On Jan. 4th, 2005, the USC Trojans entered the BCS National Championship game against the Oklahoma Sooners a perfect 12-0. USC was led by recently crowned Heisman Trophy winner Matt Leinart and star tailback Reggie Bush.
The build up to the game was immense, as it marked the first time two Heisman winners would face off for the National Title (Jason White was the other). However the game was never close, as the Trojans rolled over the Sooners the same way they rolled over every other team that season.
Matt Leinart threw an Orange Bowl record five touchdowns passes as USC destroyed Oklahoma 55-19. ESPN ranked Leinart’s performance in that game as the 10th best in BCS history back in 2008. That 2004 USC team was one of the best college football teams I’ve ever seen.
On Monday, the Bowl Championship Series’ Presidential Oversight Committee voted to strip the 2004 USC Trojans of their BCS National Championship. The decision may have centered on one player’s poor decisions, but it stripped 95 others of something they worked incredibly hard for. For the rest of their lives, those 95 players will have an asterisk by an accomplishment that no doubt, meant the world to them.
Back in June of 2010, the NCAA imposed sanctions on the USC football program after it was determined that Reggie Bush received improper benefits while playing for the Trojans. Those gifts, provided by sports agents anxious to obtain Bush as a client, are said to have begun in December of 2004. The regular season finale against UCLA was played Dec. 4th.
Whether or not Bush took the bribe before, or after that game will probably never be known, but the NCAA ruled that the running back was ineligible for both the matchup against UCLA, as well as the National Title Game against Oklahoma.
Let's be clear about something, in 2004 this team was Matt Leinart’s team, not Reggie Bush’s. If the NCAA had learned of the improper benefits before the final game of the regular season, would losing Bush have cost USC the win against cross-town rival UCLA?
Granted, Bush had a huge game against UCLA, but given time to game plan, I believe Coach Carroll could’ve plugged in the bruising LenDale White, and the outcome would’ve been the same. The Trojans went wire-to-wire as the No. 1 team in ’04 and proved they had the mettle to face adversity.
And as far as the BCS National Championship Game goes, Bush disappeared in that game. It was Heisman winner Matt Leinart and the aerial attack of USC that stole the show.
I believe that the NCAA could’ve put a stop to this whole thing seven years ago with a little oversight, but USC was the most successful team in a gigantic media market. The members of that team were treated like rock stars in Los Angeles, and it wasn’t uncommon to see celebrities on the sidelines of their games.
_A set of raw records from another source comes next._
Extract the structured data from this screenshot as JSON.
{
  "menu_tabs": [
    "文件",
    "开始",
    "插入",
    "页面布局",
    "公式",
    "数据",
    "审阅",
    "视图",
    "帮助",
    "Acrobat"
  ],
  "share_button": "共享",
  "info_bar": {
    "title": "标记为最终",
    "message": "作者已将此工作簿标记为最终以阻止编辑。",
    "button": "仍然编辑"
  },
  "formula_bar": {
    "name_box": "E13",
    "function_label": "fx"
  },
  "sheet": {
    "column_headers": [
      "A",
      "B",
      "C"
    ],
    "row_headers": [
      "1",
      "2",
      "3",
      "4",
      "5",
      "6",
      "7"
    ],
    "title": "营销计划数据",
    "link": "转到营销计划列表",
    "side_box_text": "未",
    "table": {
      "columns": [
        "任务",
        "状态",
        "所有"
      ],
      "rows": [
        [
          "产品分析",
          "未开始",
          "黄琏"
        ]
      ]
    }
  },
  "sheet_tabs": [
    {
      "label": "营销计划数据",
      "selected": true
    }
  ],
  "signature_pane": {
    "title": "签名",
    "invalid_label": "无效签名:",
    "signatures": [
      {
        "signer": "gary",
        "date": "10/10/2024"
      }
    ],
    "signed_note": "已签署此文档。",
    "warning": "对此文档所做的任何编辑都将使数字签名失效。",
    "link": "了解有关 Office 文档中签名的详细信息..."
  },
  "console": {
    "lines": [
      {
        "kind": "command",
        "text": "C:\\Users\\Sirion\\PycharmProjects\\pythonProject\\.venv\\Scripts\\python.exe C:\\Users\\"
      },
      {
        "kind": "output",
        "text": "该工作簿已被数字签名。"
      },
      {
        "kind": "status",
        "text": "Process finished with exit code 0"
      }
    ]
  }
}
The 2004/2005 USC teams were a spectacle in a city without an NFL franchise, and I don’t believe the NCAA possessed the leadership, integrity or courage to pull the plug. In the end, the NCAA and the Pac-10 got paid, but at whose expense?
For many of us, college sports have become more about the “sports” than about the “college.” We forget these young men are 18 or 19 years old. We rant and rave when they perform poorly, and lift them on our shoulders when they succeed.
The Bowl Championship Series’ Presidential Oversight Committee doesn’t know what it’s like to wake up with aches and pains for eight months out of the year. They don’t know what it’s like to practice twice a day in sweltering heat. And they don’t know what they just took away from a lot of good men.